> _Problem to work on_
Please repeat all the entries. Nothing may differ.

....................

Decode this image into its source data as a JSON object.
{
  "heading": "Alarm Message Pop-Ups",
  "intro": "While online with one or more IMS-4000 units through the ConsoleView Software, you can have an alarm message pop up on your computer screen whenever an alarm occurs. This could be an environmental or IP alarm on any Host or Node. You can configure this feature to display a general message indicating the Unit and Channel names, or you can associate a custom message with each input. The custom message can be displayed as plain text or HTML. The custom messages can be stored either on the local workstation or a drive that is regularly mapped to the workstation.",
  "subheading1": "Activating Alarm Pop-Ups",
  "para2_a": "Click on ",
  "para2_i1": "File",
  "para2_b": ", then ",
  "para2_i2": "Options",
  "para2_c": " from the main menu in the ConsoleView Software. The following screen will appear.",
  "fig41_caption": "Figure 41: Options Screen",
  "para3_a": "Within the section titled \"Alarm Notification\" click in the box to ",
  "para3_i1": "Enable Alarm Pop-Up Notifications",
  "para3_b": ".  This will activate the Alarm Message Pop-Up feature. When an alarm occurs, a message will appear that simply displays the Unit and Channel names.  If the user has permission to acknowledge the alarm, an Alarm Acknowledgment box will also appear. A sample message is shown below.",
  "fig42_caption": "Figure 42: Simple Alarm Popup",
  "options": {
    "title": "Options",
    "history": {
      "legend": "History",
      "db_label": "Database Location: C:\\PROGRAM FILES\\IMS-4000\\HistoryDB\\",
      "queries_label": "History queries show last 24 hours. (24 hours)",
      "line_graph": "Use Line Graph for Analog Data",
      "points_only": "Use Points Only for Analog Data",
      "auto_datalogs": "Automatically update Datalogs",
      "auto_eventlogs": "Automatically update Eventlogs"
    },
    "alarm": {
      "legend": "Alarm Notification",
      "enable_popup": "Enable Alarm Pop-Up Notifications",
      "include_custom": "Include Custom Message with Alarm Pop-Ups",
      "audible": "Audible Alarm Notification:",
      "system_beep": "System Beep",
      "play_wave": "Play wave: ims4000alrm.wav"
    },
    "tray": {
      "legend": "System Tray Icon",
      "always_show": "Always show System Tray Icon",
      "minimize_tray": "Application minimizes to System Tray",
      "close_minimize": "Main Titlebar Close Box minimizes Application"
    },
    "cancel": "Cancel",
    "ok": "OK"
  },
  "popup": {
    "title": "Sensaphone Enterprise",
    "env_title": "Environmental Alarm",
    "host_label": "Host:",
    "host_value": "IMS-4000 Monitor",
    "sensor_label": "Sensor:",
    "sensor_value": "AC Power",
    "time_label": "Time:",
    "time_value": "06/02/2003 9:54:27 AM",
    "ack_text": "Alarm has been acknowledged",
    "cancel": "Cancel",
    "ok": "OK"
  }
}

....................

> _Finished exercise_
Decode this image into its source data as a JSON object.
{
  "heading": "Alarm Message Pop-Ups",
  "intro": "While online with one or more IMS-4000 units through the ConsoleView Software, you can have an alarm message pop up on your computer screen whenever an alarm occurs. This could be an environmental or IP alarm on any Host or Node. You can configure this feature to display a general message indicating the Unit and Channel names, or you can associate a custom message with each input. The custom message can be displayed as plain text or HTML. The custom messages can be stored either on the local workstation or a drive that is regularly mapped to the workstation.",
  "subheading1": "Activating Alarm Pop-Ups",
  "para2_a": "Click on ",
  "para2_i1": "File",
  "para2_b": ", then ",
  "para2_i2": "Options",
  "para2_c": " from the main menu in the ConsoleView Software. The following screen will appear.",
  "fig41_caption": "Figure 41: Options Screen",
  "para3_a": "Within the section titled \"Alarm Notification\" click in the box to ",
  "para3_i1": "Enable Alarm Pop-Up Notifications",
  "para3_b": ".  This will activate the Alarm Message Pop-Up feature. When an alarm occurs, a message will appear that simply displays the Unit and Channel names.  If the user has permission to acknowledge the alarm, an Alarm Acknowledgment box will also appear. A sample message is shown below.",
  "fig42_caption": "Figure 42: Simple Alarm Popup",
  "options": {
    "title": "Options",
    "history": {
      "legend": "History",
      "db_label": "Database Location: C:\\PROGRAM FILES\\IMS-4000\\HistoryDB\\",
      "queries_label": "History queries show last 24 hours. (24 hours)",
      "line_graph": "Use Line Graph for Analog Data",
      "points_only": "Use Points Only for Analog Data",
      "auto_datalogs": "Automatically update Datalogs",
      "auto_eventlogs": "Automatically update Eventlogs"
    },
    "alarm": {
      "legend": "Alarm Notification",
      "enable_popup": "Enable Alarm Pop-Up Notifications",
      "include_custom": "Include Custom Message with Alarm Pop-Ups",
      "audible": "Audible Alarm Notification:",
      "system_beep": "System Beep",
      "play_wave": "Play wave: ims4000alrm.wav"
    },
    "tray": {
      "legend": "System Tray Icon",
      "always_show": "Always show System Tray Icon",
      "minimize_tray": "Application minimizes to System Tray",
      "close_minimize": "Main Titlebar Close Box minimizes Application"
    },
    "cancel": "Cancel",
    "ok": "OK"
  },
  "popup": {
    "title": "Sensaphone Enterprise",
    "env_title": "Environmental Alarm",
    "host_label": "Host:",
    "host_value": "IMS-4000 Monitor",
    "sensor_label": "Sensor:",
    "sensor_value": "AC Power",
    "time_label": "Time:",
    "time_value": "06/02/2003 9:54:27 AM",
    "ack_text": "Alarm has been acknowledged",
    "cancel": "Cancel",
    "ok": "OK"
  }
}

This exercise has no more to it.